Also known as a slipped or ruptured disc, a herniated disc occurs when the cartilage between the spine's vertebrae tears, puts pressure on the spinal nerves and causes pain and/or numbness.

While anyone can sustain a herniated disc due to repetitive strain or a traumatic event, railroad workers have a particularly high risk of experiencing this type of back injury due to the inherent dangers of their occupation.

Lifting heavy objects, falling or enduring a collision are among some of factors that endanger railroad workers and increase the likelihood that they will experience severe lower back injuries, such as herniated disc.

Given the risks associated with railroad employment, these workers are protected by a distinct law, known as the Federal Employers Liability Act (FELA), should they be injured on-the-job. FELA provides injured railroad employees with larger compensation awards than traditional workers' compensation, as long as they can prove another's negligence contributed to their injuries.

Herniated Disc Symptoms

The most common type of herniated disc injuries are L4 and L5 injuries (The terms “L4” and “L5” refer to the site of the injury, which is in the lower spinal region known as the lumbar spine).

Although some people may have a herniated disc without experiencing any symptoms, when symptoms are present, they may include:

  • sciatica, ache and pain that radiates from the buttocks down the side or back of the leg
  • pain affecting the lower back, neck, shoulder or arm
  • lower back or leg pain that intensifies when sitting, coughing or sneezing

Should railroad workers experience such pain for over a week, it's crucial that they meet with their doctor for a thorough exam and a proper diagnosis.

Diagnosing a Ruptured Disc

To confirm or rule out the presence of a ruptured disc, doctors will perform the following diagnostic tests:

  • leg-raising tests
  • reflex and muscle strength tests
  • MRIs
  • CT scans
  • myelograms (an x-ray preceded by an injection of contrast dye to highlight areas of possible spinal damage)

Risk Factors for Slipped Disc Injuries

Railroad workers will be more likely to sustain a herniated disc if they:

  • are over the age of 35
  • are tall (over 5'11”) or overweight
  • smoke (Smoking decreases blood oxygen levels and, therefore, depletes the body's tissues of essential nutrients)

Treatment for a Lumbar Disc Injury

In most cases, lumbar disc injuries will respond to conservative, non-invasive treatments, including:

  • modified activity (especially avoiding positions or endeavors that cause pain)
  • physical therapy
  • application of heat and/or cold to the injury site (This reduces pain and swelling)
  • pain medications

Typically, such herniated disc treatments need to be carried on for at least a few months before progress is made.

When ruptured discs don't respond to non-invasive treatments, however, surgery to relieve pressure on the affected nerve may be necessary.

Recovering Compensation for Your Herniated Disc Injury

While it is essential that injured railroad workers get emergency medical care and follow through with all prescribed treatments for the best chances of recovery, it is also crucial that injured railroad employees meet with a FELA lawyer to find out if they qualify to recover compensation for their injuries and losses.

At Gordon & Elias, L.L.P., we have extensive experience in representing injured railroad workers and their families.
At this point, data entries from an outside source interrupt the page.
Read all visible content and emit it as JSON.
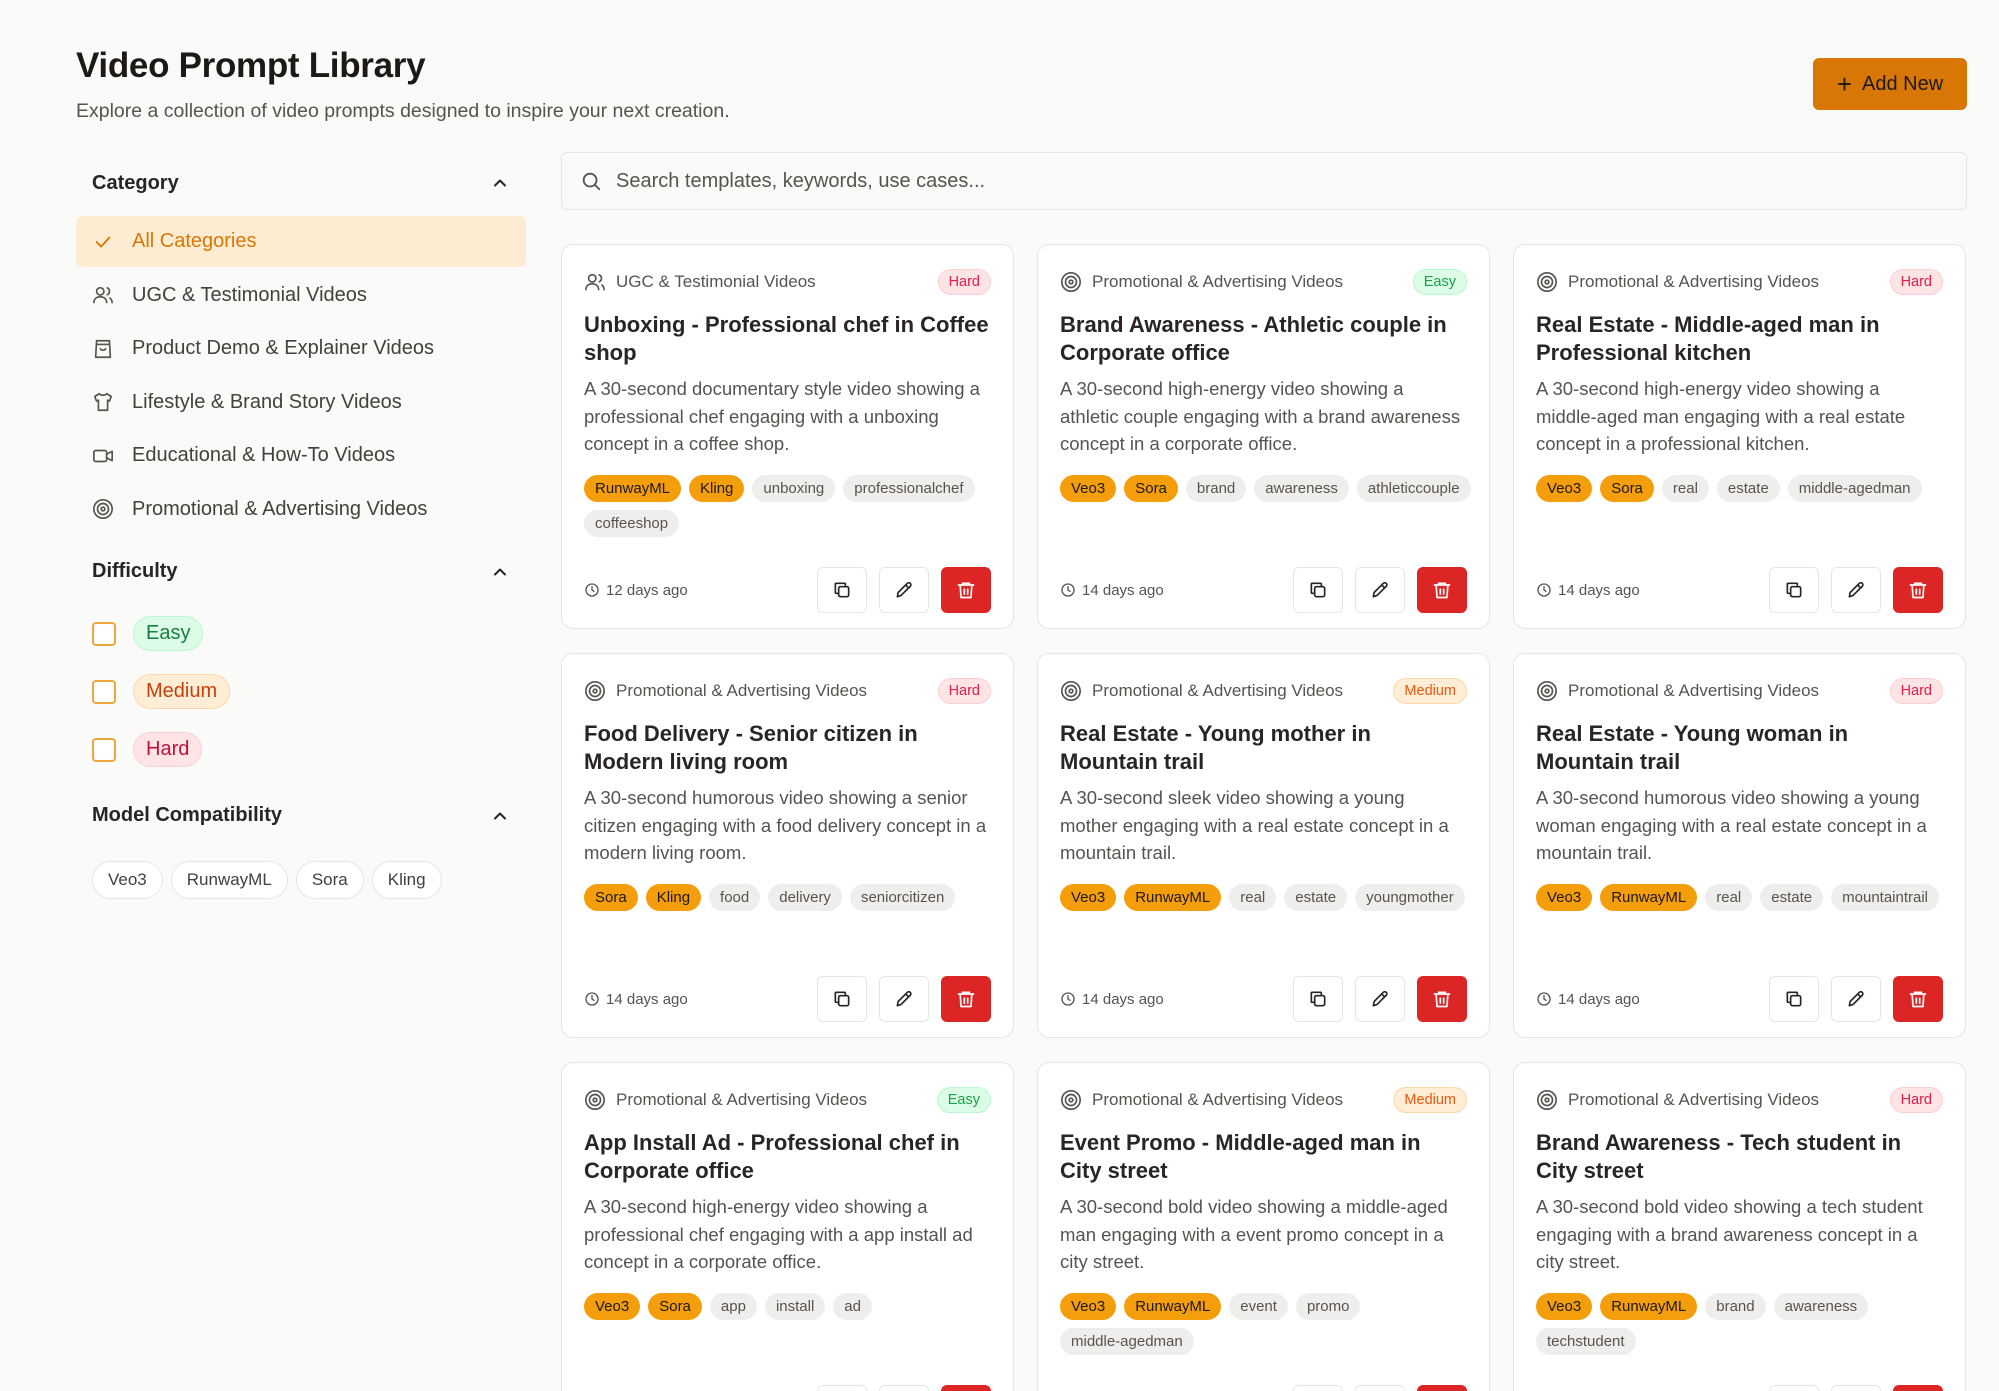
{
  "header": {
    "title": "Video Prompt Library",
    "subtitle": "Explore a collection of video prompts designed to inspire your next creation.",
    "add_label": "Add New"
  },
  "sidebar": {
    "category_title": "Category",
    "categories": [
      {
        "label": "All Categories",
        "icon": "check-icon",
        "active": true
      },
      {
        "label": "UGC & Testimonial Videos",
        "icon": "users-icon"
      },
      {
        "label": "Product Demo & Explainer Videos",
        "icon": "shopping-bag-icon"
      },
      {
        "label": "Lifestyle & Brand Story Videos",
        "icon": "shirt-icon"
      },
      {
        "label": "Educational & How-To Videos",
        "icon": "video-icon"
      },
      {
        "label": "Promotional & Advertising Videos",
        "icon": "target-icon"
      }
    ],
    "difficulty_title": "Difficulty",
    "difficulties": [
      "Easy",
      "Medium",
      "Hard"
    ],
    "model_title": "Model Compatibility",
    "models": [
      "Veo3",
      "RunwayML",
      "Sora",
      "Kling"
    ]
  },
  "search": {
    "placeholder": "Search templates, keywords, use cases..."
  },
  "cards": [
    {
      "category": "UGC & Testimonial Videos",
      "icon": "users-icon",
      "difficulty": "Hard",
      "title": "Unboxing - Professional chef in Coffee shop",
      "description": "A 30-second documentary style video showing a professional chef engaging with a unboxing concept in a coffee shop.",
      "models": [
        "RunwayML",
        "Kling"
      ],
      "tags": [
        "unboxing",
        "professionalchef",
        "coffeeshop"
      ],
      "time": "12 days ago"
    },
    {
      "category": "Promotional & Advertising Videos",
      "icon": "target-icon",
      "difficulty": "Easy",
      "title": "Brand Awareness - Athletic couple in Corporate office",
      "description": "A 30-second high-energy video showing a athletic couple engaging with a brand awareness concept in a corporate office.",
      "models": [
        "Veo3",
        "Sora"
      ],
      "tags": [
        "brand",
        "awareness",
        "athleticcouple"
      ],
      "time": "14 days ago"
    },
    {
      "category": "Promotional & Advertising Videos",
      "icon": "target-icon",
      "difficulty": "Hard",
      "title": "Real Estate - Middle-aged man in Professional kitchen",
      "description": "A 30-second high-energy video showing a middle-aged man engaging with a real estate concept in a professional kitchen.",
      "models": [
        "Veo3",
        "Sora"
      ],
      "tags": [
        "real",
        "estate",
        "middle-agedman"
      ],
      "time": "14 days ago"
    },
    {
      "category": "Promotional & Advertising Videos",
      "icon": "target-icon",
      "difficulty": "Hard",
      "title": "Food Delivery - Senior citizen in Modern living room",
      "description": "A 30-second humorous video showing a senior citizen engaging with a food delivery concept in a modern living room.",
      "models": [
        "Sora",
        "Kling"
      ],
      "tags": [
        "food",
        "delivery",
        "seniorcitizen"
      ],
      "time": "14 days ago"
    },
    {
      "category": "Promotional & Advertising Videos",
      "icon": "target-icon",
      "difficulty": "Medium",
      "title": "Real Estate - Young mother in Mountain trail",
      "description": "A 30-second sleek video showing a young mother engaging with a real estate concept in a mountain trail.",
      "models": [
        "Veo3",
        "RunwayML"
      ],
      "tags": [
        "real",
        "estate",
        "youngmother"
      ],
      "time": "14 days ago"
    },
    {
      "category": "Promotional & Advertising Videos",
      "icon": "target-icon",
      "difficulty": "Hard",
      "title": "Real Estate - Young woman in Mountain trail",
      "description": "A 30-second humorous video showing a young woman engaging with a real estate concept in a mountain trail.",
      "models": [
        "Veo3",
        "RunwayML"
      ],
      "tags": [
        "real",
        "estate",
        "mountaintrail"
      ],
      "time": "14 days ago"
    },
    {
      "category": "Promotional & Advertising Videos",
      "icon": "target-icon",
      "difficulty": "Easy",
      "title": "App Install Ad - Professional chef in Corporate office",
      "description": "A 30-second high-energy video showing a professional chef engaging with a app install ad concept in a corporate office.",
      "models": [
        "Veo3",
        "Sora"
      ],
      "tags": [
        "app",
        "install",
        "ad"
      ],
      "time": ""
    },
    {
      "category": "Promotional & Advertising Videos",
      "icon": "target-icon",
      "difficulty": "Medium",
      "title": "Event Promo - Middle-aged man in City street",
      "description": "A 30-second bold video showing a middle-aged man engaging with a event promo concept in a city street.",
      "models": [
        "Veo3",
        "RunwayML"
      ],
      "tags": [
        "event",
        "promo",
        "middle-agedman"
      ],
      "time": ""
    },
    {
      "category": "Promotional & Advertising Videos",
      "icon": "target-icon",
      "difficulty": "Hard",
      "title": "Brand Awareness - Tech student in City street",
      "description": "A 30-second bold video showing a tech student engaging with a brand awareness concept in a city street.",
      "models": [
        "Veo3",
        "RunwayML"
      ],
      "tags": [
        "brand",
        "awareness",
        "techstudent"
      ],
      "time": ""
    }
  ],
  "colors": {
    "accent": "#d97706",
    "model_tag": "#f59e0b",
    "delete": "#dc2626"
  }
}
We offer free initial consultations in which we will discuss the details of your unique situation and help you determine the best way to pursue your claim.

At Gordon & Elias, L.L.P., we have helped injured railroad workers and their families recover compensation for the damages incurred, including:
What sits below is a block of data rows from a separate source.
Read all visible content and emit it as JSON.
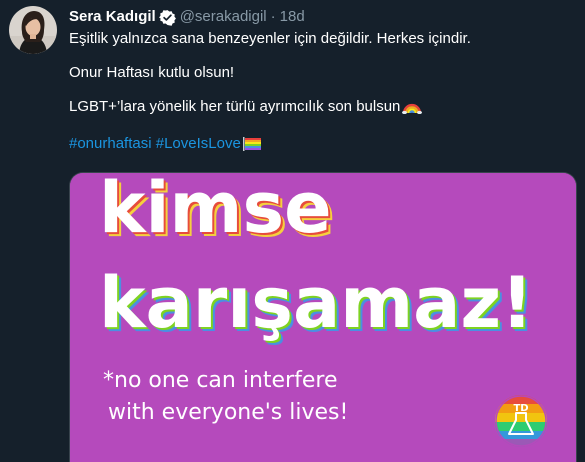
{
  "user": {
    "display_name": "Sera Kadıgil",
    "handle": "@serakadigil",
    "separator": "·",
    "time": "18d",
    "verified": true,
    "avatar_icon": "profile-photo"
  },
  "tweet": {
    "line1": "Eşitlik yalnızca sana benzeyenler için değildir. Herkes içindir.",
    "line2": "Onur Haftası kutlu olsun!",
    "line3": "LGBT+’lara yönelik her türlü ayrımcılık son bulsun",
    "line3_emoji": "rainbow",
    "hashtags": [
      "#onurhaftasi",
      "#LoveIsLove"
    ],
    "hashtag_emoji": "rainbow-flag"
  },
  "media": {
    "background_color": "#b54abc",
    "headline_line1": "kimse",
    "headline_line2": "karışamaz!",
    "subtitle_line1": "*no one can interfere",
    "subtitle_line2": "with everyone's lives!",
    "logo_text": "TD",
    "logo_icon": "flask-icon"
  },
  "colors": {
    "background": "#15202b",
    "text": "#ffffff",
    "muted": "#8899a6",
    "link": "#1b95e0",
    "verified": "#ffffff"
  }
}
  • outstanding hospital bills
  • ongoing future treatments
  • lost wages
  • permanent disabilities
  • future costs of living (should a permanent disability prevent them from earning a living)
  • emotional pain and suffering

Have you or a loved one suffered a herniated disc after working in the railroad industry? If so, contact Gordon & Elias, L.L.P. today to talk to an experienced FELA attorney who will evaluate your case and help you recover the compensation you deserve.